In the penultimate paper, M. Sardi and M. Béguelin examine the variability in the morphology of the face and humeral and femoral bones between hunter gatherers and farmers in the Diamond River in Argentina, where the domestication and cultivation occurred around 3000 BC. The results show a systematic reduction of the face and extremities in the farmers. This reduction of the limbs was only observed in women however.

The last chapter by R. Pinhasi and C. Mieklejohn is devoted to diachronic changes in teeth size in Central Europe among the populations of the Upper Palaeolithic, Mesolithic and Neolithic (35000–4500 BC). The results show a significant reduction in teeth size and confirm previous theories regarding general teeth reduction trend.

It is finally necessary to point out the quality of the primary data of Palaeolithic/Mesolithic research. Although certain authors critically comment on their skeletal collections, they only limit these comments to the discussion. There is no relevant evaluation of the preservation of the given skeletons. The question is whether the osteological material is able to provide a representative picture of health over the Mesolithic/Neolithic transition. From this perspective, a conceptual contribution regarding this problem of skeletal preservation and the relationship between preservation and stress markers is missing in the entire volume.

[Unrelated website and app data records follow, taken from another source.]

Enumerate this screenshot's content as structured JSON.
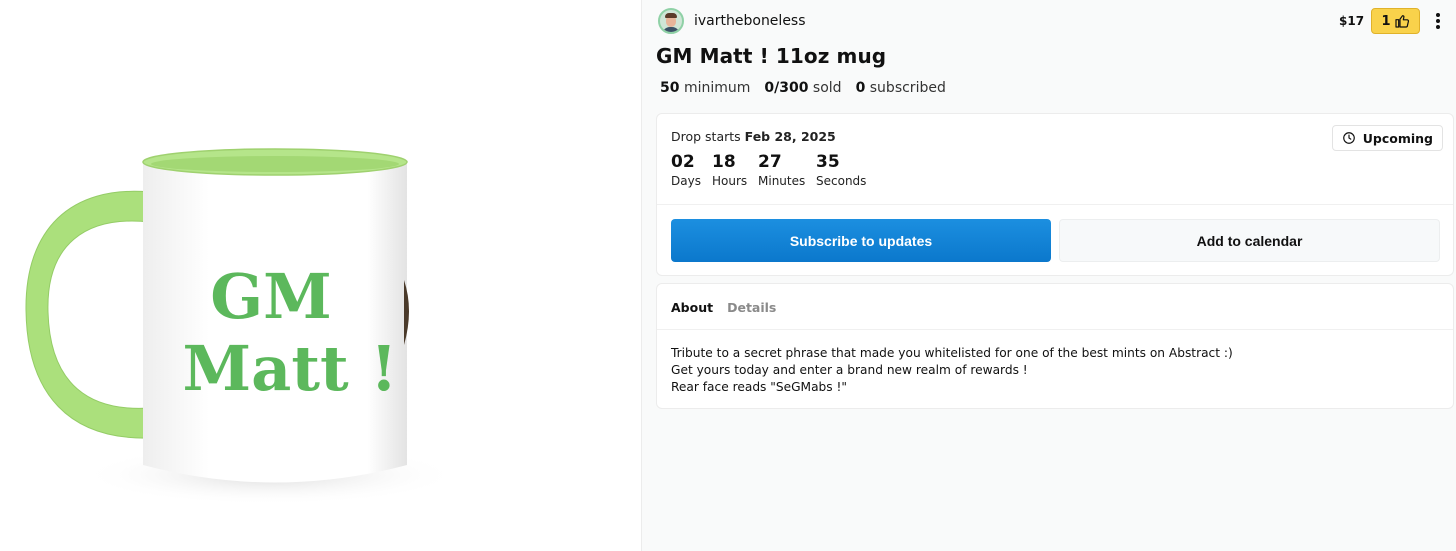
{
  "product_image": {
    "mug_text_line1": "GM",
    "mug_text_line2": "Matt !",
    "mug_color": "#ffffff",
    "accent_color": "#a9e07a",
    "text_color": "#5cb85c"
  },
  "header": {
    "creator_name": "ivartheboneless",
    "price": "$17",
    "like_count": "1",
    "like_icon": "thumbs-up-icon",
    "menu_icon": "more-vertical-icon"
  },
  "product": {
    "title": "GM Matt ! 11oz mug",
    "stats": [
      {
        "value": "50",
        "label": "minimum"
      },
      {
        "value": "0/300",
        "label": "sold"
      },
      {
        "value": "0",
        "label": "subscribed"
      }
    ]
  },
  "drop": {
    "prefix": "Drop starts",
    "date": "Feb 28, 2025",
    "status": "Upcoming",
    "status_icon": "clock-icon",
    "countdown": [
      {
        "num": "02",
        "unit": "Days"
      },
      {
        "num": "18",
        "unit": "Hours"
      },
      {
        "num": "27",
        "unit": "Minutes"
      },
      {
        "num": "35",
        "unit": "Seconds"
      }
    ],
    "subscribe_label": "Subscribe to updates",
    "calendar_label": "Add to calendar",
    "primary_color": "#1584d6"
  },
  "about": {
    "tabs": [
      "About",
      "Details"
    ],
    "lines": [
      "Tribute to a secret phrase that made you whitelisted for one of the best mints on Abstract :)",
      "Get yours today and enter a brand new realm of rewards !",
      "Rear face reads \"SeGMabs !\""
    ]
  }
}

Although agriculture brought significant impairment to health, new infectious diseases and lower diet quality, it seems to be a convenient economic strategy from the evolutionary point of view. Agriculture could not have had a crucial negative impact on the human population as is shown by the huge demographic boom, the main assumption of species’ success strategy. According to the editors of the given volume, this fact represents a great palaeopathological paradox (page 3). Agriculture carried new technology, overproduction, and change in social organization both in cultural and religious expressions. In each region, however, different responses to this process can be found. These are influenced by climate, culture, social structures and local variability, such as plant and animal species. This book reveals a holistic view of the thirty-year development of bioarchaeology of the Neolithic transformation, it critically responds to the generalizations and emphasizes the variability. Finally, the editors J. T. Stock and R. Pinhasi summarize this conclusion: “On a surface level we could dismiss these disparities as inevitable conflict between the resolutions of data found in specific archaeological contexts and sort of generalizations that are broad-scale and global trends relevant to regional expressions of Holocene subsistence transitions? To what extent is regional variation important in understanding the “big picture” of the causes and consequences of agriculture? If regional and temporal variation is so significant, can we even make such generalizations?”

In summary, this volume is a brilliant work of scholarship which focuses on bioarchaeological research of both hunter-gatherers and farmers living strategies from all around the world. It shows a holistic bioarchaeological approach to archaeological science (dating methods, isotope analysis, mortuary analysis, environmental conditions, diet and health reconstruction, migration, ancient DNA, activity patterns etc.). I recommend these proceeding for superior courses in biological anthropology, bioarchaeology, archaeology, and for science professionals.


BUIKSTRA, J. E., BECK, L. A. 2006: Bioarchaeology: The Contextual Analysis of Human Remains. Elsevier: Amsterdam.

Anna Pankowská